Profitless GmbH and hidden profit distribution
In the opinion of the Administrative Court, a hidden distribution of profits to the shareholders and a possible associated obligation to pay capital gains tax is also conceivable in the case of a profitless GmbH.
The corporate tax issue of whether a hidden benefit granted by a corporation (e.g. GmbH or AG) to its shareholders is to be qualified as a “hidden distribution” (section 8 (2) KStG) or (alternatively) can be treated as a so-called “repayment of contributions” (section 4 (12) EStG) is of considerable importance because different income tax legal consequences are linked to it. The focus is often on the capital gains tax liability of such contributions.
This core issue was also at stake in an appeal procedure lasting several years, in which the Federal Fiscal Court (BFG) initially came to the conclusion that hidden benefits granted to a profitless limited liability company with correspondingly high contribution levels could still be treated as a capital gains tax-free repayment of contributions. However, this legal opinion has now been corrected by the Administrative Court (VwGH):
According to section 4 (12) of the Austrian Income Tax Act, if there is evidence of a positive level of contributions and positive internal financing, it is possible to choose whether a distribution is to be classified as a taxable profit distribution or as a tax-neutral repayment of contributions. However, the extent to which this is also possible in the case of a hidden distribution – such as the loan in question – was disputed.
In any case, the proof of a tax-neutral repayment of contributions is not deemed to be provided by the mere absence of a taxable profit and sufficiently high contribution levels.

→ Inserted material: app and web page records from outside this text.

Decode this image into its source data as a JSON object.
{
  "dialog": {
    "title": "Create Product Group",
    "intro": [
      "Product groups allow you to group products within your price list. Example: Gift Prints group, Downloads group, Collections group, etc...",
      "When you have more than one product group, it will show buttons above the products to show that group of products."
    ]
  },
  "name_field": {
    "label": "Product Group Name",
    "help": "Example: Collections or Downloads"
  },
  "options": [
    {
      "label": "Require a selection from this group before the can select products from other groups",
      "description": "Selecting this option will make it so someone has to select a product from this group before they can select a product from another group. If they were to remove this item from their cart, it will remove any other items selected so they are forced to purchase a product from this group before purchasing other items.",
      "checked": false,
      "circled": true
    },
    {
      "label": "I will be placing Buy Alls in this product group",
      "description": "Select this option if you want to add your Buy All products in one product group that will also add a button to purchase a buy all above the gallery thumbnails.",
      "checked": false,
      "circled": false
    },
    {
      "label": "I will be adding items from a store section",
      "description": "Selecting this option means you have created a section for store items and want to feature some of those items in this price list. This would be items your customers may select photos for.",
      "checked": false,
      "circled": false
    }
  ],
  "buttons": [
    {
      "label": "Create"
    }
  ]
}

According to the Administrative Court, the BFG’s classification of a hidden distribution as a tax-neutral repayment of contributions was not to be followed due to the lack of corresponding evidence in the case under review.
Even if there are no profits, but contributions in the amount of a hidden benefit, a contribution made to the shareholders cannot be qualified as a repayment of capital contributions without deduction of withholding tax.
In the opinion of the Administrative Court, in the case of a hidden benefit, a hidden profit distribution is to be assumed, unless it can be proven that contributions were repaid.
According to the Administrative Court, this also applies in the case of profitlessness of a company that favours its shareholders in a manner that is not customary for third parties, which has a sufficiently high disposable deposit balance in the record account, but no distributable balance sheet profit.
If a capital contribution is to be declared as a repayment of contributions, this must be communicated in writing to the tax office by the company’s representative body before the end of the financial year in question. But it is precisely this that will often encounter difficulties in view of the time circumstances in the case of (subsequently) qualified as hidden contributions.